“It would bring in new crimes, and people desperate for weed, to Shelby.”

— Police Officer Jim Malczewski

The township agreed, and for now, the sale of recreational marijuana is not allowed in Shelby Township.

“It’s a great thing, because once grow operations are allowed, it brings in a lot of new challenges,” Malczewski said. “It would bring in new crimes, and people desperate for weed, to Shelby.”

According to Malczewski, recreational sales would have a very negative impact on the township.

“We would see crimes similar to those happening in Colorado,” Malczewski said. “For example, if [recreational marijuana users] don’t have enough money to buy marijuana, they car jack someone’s car. Obviously, this would present new challenges to law enforcement and residents within Shelby Township.”

Due to the recent passing of the law, there are many new misconceptions about what users can and can’t do with weed.

“People think since the law has passed they have more latitude when smoking and driving, and that it’s more widely accepted,” Malczewski said. “But actually, it’s not. Officers are looking for it more and more now.”

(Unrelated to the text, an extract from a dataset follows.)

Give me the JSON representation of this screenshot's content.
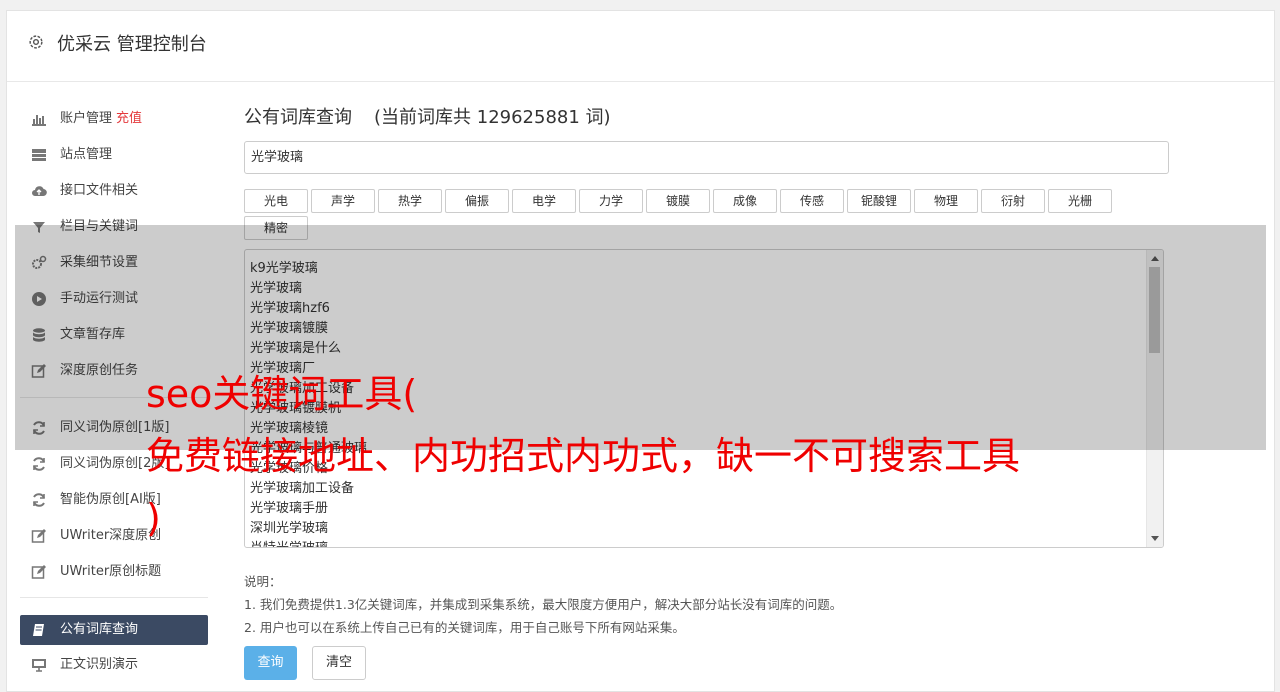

Although smoking and driving is illegal, it’s become harder for law enforcement to detect when someone is high due to new devices such as THC pens, which make it easier for people to get high. These new pens, which are illegal for those under 21, require officers to be more thorough when it comes to searches. They are also on the lookout for the manufacturing of wax.

“I think these new traffic stops are going to be more thorough by more officers,” Malczewski said, “which is going to be a pain in the butt for the person driving the car, and even more so for the officer on scene.”

With the expected increase of people over the age of 21 legally carrying marijuana, it is important to note that there is a limit of 2.5 ounces on your person. Within a household, there is a 10 ounce limit, as well as 10 plants.

“I think the biggest challenge for students is that it’s so easy for you guys to obtain medical marijuana, it’s so easy to obtain drugs, and vapes,” Malczewski said. “With that, there’s also social media, which brings a whole new ball of peer pressure.